Task item: Where the string "Lieferung" occurs in a line of the entries below, copy that line.
══ Material provided
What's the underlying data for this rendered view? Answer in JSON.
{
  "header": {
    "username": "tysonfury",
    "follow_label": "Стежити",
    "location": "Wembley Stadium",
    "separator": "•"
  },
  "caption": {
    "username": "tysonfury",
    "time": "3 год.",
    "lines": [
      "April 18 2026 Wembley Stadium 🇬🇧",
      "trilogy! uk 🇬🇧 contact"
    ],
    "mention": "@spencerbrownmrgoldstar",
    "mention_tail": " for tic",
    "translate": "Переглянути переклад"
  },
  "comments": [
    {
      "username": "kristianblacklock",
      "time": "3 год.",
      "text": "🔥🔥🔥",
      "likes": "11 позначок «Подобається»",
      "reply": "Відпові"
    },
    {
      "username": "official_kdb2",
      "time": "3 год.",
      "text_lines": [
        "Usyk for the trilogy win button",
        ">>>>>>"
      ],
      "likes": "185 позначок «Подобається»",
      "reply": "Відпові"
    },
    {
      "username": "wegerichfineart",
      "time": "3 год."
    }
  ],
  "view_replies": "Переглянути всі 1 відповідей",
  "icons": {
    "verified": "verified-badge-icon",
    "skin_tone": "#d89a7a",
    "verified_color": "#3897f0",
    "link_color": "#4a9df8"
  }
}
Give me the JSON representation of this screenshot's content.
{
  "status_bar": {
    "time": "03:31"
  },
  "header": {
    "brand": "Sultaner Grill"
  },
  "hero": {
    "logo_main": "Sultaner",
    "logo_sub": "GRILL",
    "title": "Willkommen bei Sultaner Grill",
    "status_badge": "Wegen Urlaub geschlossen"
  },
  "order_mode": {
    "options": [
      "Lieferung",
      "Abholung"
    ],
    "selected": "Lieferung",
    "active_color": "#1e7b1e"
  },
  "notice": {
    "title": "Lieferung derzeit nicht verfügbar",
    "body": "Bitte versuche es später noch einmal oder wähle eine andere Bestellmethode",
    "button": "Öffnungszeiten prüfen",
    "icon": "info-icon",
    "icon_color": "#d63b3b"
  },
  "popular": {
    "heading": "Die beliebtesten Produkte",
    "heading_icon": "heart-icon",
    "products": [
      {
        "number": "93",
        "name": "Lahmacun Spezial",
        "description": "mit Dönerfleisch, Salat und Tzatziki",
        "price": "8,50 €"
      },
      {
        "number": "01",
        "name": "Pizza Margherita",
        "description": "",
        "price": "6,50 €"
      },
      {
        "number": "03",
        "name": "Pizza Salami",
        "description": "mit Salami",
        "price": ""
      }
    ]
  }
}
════
Solution:
      "Lieferung",
    "selected": "Lieferung",
    "title": "Lieferung derzeit nicht verfügbar",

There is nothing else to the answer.